REQUIREMENT: If a line in the entries contains the word "CINEMA", list it.

Entries from a dataset of interfaces
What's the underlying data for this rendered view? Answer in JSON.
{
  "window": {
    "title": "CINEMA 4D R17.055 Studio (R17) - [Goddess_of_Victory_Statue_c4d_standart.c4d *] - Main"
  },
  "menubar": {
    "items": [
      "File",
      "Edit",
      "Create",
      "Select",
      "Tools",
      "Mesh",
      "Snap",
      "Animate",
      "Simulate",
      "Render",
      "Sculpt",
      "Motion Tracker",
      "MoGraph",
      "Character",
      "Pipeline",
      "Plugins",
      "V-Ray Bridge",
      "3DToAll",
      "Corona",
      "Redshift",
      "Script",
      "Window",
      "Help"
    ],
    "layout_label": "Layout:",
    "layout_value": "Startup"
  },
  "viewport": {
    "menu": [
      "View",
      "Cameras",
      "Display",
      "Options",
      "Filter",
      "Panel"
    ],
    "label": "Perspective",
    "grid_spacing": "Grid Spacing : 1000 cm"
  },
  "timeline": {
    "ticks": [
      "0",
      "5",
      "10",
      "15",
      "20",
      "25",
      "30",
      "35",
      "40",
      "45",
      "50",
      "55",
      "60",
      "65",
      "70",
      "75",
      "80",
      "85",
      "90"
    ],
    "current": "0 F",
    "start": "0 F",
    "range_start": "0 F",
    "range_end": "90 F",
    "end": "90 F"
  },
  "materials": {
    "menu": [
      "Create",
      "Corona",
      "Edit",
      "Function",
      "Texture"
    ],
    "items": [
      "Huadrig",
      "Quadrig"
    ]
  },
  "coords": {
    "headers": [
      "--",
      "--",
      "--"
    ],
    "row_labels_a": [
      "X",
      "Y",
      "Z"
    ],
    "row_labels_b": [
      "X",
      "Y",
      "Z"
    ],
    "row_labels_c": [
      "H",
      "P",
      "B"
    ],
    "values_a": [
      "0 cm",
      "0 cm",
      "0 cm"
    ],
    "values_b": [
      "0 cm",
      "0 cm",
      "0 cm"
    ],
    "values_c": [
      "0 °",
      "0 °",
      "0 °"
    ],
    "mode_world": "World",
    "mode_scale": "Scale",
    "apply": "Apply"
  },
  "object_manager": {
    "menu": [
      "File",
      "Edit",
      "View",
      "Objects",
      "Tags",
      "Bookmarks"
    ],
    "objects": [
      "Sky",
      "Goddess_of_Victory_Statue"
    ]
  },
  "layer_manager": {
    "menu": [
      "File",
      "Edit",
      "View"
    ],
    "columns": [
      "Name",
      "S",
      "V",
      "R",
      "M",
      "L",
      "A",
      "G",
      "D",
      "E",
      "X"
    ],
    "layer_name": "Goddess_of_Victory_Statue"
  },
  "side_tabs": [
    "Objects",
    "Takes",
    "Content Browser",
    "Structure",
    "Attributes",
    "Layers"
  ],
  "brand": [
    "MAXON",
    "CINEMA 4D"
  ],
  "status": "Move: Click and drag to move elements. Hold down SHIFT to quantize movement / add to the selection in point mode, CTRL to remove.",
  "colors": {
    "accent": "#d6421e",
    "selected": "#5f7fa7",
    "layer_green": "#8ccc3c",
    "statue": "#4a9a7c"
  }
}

ANSWER SPACE:
    "title": "CINEMA 4D R17.055 Studio (R17) - [Goddess_of_Victory_Statue_c4d_standart.c4d *] - Main"
    "CINEMA 4D"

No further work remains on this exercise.